Comparing line by line is especially interesting. I mean, look at this:
- “Fantastic, fantastic indeed! Who was the hero who killed the Yiling Patriarch?”
- “This is a moment of jubilation! Which worthy hero held the blade that slayed the Yiling Laozu?”
- “The Yílíng Lǎozǔ has died? Who could have killed him?”
- “Rejoice, rejoice! Say, which hero dealt the finishing blow to the Yiling Laozu?”
Only #3 makes no attempt to capture the tone of the line. I mean, I’m assuming the line in the original conveys jubilation and rejoicing, since three of the four attempt to capture that tone. The third just doesn’t bother. I’d be inclined to write off that version immediately for that reason.
Here’s another with a huge tonal difference:
- Who else could it be? Ain’t it his shidi, the little sect leader Jiang Cheng?
- Who else could it be but his junior, the Young Clan Leader of the Jiang Clan, Jiang Cheng.
- Who other than his shidi, Jiāng Chéng, putting an end to his own relative for the greater good.
- Who else could it be? His disciple-brother, Chief Jiang Cheng of the Yunmeng Jiang Sect!
I wonder if the original is supposed to be a lower-class person speaking? Only #1 makes any attempt to capture that kind of tone.
I actually plan to just read the books without analyzing everything to death, but in the back of my mind, I’ll be wondering about the accuracy of the tone as much as the accuracy of the words.
Thank you, Elaine, for contributing these translations!
5 thoughts on “Grandmaster of Demonic Cultivation: Translating the opening paragraphs”
I read a YA book a few years back about havkers and djinns that was mostly fine, but had a couple paragraphs I really likesin it comparing translation to a quantum state collapse. The gist was, when you read something in its original language, as the native speaker of a different language, you can consider lots of potential nuances of meaning or different interpretations. When you pick just one way to translate it, though, you collapse it to just one of those options.
Translations can be truly fun.
I’m not at all impressed by “How gratifying is that!” If you really wanted to keep the name first, how difficult would it be to say “Wu Weixian is dead! Hurrah!” Or “Three cheers!”; something along those lines.
Or, for that matter, “Rejoice!”

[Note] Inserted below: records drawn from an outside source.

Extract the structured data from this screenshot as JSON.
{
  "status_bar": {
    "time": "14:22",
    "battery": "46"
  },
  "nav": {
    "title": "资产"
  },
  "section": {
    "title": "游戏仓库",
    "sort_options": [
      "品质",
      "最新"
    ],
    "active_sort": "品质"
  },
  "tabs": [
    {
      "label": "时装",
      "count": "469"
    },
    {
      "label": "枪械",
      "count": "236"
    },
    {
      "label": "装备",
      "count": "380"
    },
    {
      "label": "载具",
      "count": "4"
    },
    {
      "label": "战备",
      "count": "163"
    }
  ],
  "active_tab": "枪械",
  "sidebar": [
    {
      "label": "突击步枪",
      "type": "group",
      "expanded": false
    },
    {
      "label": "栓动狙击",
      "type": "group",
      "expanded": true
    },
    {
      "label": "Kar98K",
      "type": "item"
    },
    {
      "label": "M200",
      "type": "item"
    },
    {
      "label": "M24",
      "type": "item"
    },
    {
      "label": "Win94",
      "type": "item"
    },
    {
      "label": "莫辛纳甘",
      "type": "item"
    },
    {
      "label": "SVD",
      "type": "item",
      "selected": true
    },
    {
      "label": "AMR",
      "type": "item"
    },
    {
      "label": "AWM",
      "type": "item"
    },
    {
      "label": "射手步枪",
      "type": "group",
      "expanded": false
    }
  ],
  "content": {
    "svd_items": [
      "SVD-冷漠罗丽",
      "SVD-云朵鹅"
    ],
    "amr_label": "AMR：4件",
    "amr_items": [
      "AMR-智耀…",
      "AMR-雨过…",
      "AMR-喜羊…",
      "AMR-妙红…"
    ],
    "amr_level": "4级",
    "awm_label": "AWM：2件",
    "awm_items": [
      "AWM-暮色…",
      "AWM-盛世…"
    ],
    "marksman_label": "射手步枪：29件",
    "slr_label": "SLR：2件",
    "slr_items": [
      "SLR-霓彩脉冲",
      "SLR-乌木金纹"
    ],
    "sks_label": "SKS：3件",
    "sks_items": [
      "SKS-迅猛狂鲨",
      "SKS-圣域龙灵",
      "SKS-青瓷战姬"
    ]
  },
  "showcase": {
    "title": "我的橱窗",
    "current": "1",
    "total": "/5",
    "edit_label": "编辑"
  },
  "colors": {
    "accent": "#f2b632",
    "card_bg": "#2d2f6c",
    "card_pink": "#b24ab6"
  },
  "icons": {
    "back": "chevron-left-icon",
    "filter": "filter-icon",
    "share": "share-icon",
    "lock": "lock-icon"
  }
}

Agreed on the ‘gratifying’ word choice. However I appreciate in general the attempt to vary the speech so as to indicate different registers – which means, social class, education, etc. without spelling anything extra out. And it does add to the effect of a crowd babbling, which I believe is what the aim was.